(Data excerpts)
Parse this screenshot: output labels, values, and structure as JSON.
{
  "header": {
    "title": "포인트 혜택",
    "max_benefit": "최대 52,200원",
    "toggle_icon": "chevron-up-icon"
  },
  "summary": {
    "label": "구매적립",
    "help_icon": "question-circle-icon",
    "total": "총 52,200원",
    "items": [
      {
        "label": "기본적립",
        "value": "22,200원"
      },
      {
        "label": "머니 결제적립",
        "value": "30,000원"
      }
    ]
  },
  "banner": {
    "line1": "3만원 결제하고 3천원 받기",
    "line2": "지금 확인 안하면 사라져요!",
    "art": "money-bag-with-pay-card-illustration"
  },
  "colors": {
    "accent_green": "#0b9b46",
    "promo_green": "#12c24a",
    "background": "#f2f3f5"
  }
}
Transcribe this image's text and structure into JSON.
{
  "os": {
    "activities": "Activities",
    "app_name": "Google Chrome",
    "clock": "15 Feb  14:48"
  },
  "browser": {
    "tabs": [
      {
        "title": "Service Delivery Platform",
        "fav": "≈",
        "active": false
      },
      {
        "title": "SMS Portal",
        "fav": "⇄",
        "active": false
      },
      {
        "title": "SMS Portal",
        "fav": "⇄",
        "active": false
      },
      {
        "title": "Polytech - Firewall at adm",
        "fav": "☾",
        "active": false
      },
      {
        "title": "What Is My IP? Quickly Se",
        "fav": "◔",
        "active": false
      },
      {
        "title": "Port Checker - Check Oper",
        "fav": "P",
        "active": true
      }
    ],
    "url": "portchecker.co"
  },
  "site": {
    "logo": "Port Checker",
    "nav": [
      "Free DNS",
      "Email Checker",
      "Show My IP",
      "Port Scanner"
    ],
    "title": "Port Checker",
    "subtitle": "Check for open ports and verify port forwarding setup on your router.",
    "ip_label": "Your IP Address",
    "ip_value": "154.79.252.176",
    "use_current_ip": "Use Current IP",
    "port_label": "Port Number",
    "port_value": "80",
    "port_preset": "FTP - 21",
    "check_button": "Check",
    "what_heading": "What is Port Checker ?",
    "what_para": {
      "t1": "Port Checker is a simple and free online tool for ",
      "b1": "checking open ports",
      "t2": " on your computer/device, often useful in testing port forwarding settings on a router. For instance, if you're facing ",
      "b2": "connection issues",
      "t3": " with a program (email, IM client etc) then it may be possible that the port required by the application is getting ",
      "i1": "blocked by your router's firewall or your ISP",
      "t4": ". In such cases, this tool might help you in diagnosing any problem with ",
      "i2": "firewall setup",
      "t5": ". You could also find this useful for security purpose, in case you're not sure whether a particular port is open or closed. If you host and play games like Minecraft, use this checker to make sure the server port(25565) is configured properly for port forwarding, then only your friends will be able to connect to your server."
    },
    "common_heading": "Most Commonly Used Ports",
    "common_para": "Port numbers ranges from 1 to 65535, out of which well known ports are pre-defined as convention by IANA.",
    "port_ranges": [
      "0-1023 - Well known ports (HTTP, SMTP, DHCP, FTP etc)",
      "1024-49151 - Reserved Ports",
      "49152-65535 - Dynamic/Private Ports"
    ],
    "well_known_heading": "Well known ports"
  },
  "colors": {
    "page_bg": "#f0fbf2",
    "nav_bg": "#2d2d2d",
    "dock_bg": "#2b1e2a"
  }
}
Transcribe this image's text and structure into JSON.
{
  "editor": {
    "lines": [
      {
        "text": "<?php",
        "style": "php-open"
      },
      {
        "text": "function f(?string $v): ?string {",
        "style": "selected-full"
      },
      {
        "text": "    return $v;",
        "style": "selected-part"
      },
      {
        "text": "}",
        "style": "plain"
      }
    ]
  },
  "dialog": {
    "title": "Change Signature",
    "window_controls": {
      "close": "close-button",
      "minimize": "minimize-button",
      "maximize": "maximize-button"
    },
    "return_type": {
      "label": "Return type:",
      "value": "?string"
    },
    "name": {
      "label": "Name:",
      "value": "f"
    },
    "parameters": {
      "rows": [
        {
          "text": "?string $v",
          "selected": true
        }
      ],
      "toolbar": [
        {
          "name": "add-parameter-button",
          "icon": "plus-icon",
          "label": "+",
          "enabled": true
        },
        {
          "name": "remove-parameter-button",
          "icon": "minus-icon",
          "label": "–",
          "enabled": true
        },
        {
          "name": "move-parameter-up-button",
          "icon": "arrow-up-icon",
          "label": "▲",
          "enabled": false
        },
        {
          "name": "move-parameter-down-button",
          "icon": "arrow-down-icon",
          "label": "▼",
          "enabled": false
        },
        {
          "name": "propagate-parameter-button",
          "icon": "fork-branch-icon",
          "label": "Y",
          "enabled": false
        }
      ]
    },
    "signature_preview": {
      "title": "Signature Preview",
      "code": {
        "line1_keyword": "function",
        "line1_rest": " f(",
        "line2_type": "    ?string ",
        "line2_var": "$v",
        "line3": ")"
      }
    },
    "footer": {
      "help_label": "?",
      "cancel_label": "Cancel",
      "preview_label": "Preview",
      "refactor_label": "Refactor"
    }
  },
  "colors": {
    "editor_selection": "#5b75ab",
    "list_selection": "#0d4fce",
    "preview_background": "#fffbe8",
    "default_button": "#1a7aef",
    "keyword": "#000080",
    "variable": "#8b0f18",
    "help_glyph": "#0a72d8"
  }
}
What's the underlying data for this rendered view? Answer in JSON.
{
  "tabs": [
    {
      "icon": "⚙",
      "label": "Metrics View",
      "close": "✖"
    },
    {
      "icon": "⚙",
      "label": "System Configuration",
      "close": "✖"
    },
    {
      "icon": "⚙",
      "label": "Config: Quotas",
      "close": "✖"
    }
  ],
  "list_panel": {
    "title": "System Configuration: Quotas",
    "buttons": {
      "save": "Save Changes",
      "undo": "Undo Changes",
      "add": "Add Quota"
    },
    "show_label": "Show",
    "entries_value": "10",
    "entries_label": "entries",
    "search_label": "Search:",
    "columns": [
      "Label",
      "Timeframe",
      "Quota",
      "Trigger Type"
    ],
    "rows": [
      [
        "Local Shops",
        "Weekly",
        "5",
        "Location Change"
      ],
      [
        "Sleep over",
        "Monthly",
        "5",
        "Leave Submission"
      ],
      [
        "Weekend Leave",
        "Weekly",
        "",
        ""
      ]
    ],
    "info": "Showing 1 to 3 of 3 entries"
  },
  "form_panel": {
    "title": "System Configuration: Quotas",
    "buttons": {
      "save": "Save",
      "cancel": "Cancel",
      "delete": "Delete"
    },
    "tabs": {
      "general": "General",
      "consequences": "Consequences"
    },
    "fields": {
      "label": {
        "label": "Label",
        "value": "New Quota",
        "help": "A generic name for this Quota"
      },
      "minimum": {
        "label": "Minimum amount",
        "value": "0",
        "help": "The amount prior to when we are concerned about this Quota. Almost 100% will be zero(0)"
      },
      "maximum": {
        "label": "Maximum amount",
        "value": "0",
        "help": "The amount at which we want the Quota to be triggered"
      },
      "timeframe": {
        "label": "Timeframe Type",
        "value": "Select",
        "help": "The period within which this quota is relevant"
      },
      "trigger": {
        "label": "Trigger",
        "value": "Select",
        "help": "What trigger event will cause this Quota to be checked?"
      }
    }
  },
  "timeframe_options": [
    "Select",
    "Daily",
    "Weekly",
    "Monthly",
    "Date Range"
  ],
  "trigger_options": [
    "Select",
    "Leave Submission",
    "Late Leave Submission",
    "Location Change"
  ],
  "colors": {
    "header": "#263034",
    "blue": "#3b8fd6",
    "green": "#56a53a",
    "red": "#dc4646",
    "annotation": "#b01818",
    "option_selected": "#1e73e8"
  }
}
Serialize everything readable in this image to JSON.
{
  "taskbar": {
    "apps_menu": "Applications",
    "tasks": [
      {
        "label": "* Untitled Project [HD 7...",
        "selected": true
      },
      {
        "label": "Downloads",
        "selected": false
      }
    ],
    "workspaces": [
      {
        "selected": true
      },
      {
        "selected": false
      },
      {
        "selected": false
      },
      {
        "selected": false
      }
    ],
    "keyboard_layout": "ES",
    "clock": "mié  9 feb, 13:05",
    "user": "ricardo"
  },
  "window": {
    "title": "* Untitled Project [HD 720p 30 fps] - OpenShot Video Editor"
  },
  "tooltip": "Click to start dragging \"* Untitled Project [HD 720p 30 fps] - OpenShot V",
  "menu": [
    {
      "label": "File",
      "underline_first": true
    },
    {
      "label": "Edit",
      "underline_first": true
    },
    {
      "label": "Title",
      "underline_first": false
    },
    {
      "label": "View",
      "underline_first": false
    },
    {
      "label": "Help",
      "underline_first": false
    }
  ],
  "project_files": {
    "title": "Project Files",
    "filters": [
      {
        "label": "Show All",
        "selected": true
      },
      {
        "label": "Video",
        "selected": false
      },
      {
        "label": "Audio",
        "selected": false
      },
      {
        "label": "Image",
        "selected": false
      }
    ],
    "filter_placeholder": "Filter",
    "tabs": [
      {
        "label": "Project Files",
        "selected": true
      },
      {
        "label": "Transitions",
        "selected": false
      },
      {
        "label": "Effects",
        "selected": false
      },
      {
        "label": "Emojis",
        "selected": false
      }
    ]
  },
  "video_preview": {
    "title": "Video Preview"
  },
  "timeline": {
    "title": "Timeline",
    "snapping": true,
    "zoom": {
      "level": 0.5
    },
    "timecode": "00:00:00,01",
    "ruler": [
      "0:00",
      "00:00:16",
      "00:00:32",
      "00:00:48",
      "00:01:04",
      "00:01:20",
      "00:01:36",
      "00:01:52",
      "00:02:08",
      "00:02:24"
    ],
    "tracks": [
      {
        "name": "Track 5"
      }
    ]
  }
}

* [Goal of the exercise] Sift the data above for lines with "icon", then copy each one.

* [Task answer]
    "toggle_icon": "chevron-up-icon"
    "help_icon": "question-circle-icon",
          "icon": "plus-icon",
          "icon": "minus-icon",
          "icon": "arrow-up-icon",
          "icon": "arrow-down-icon",
          "icon": "fork-branch-icon",
      "icon": "⚙",
      "icon": "⚙",
      "icon": "⚙",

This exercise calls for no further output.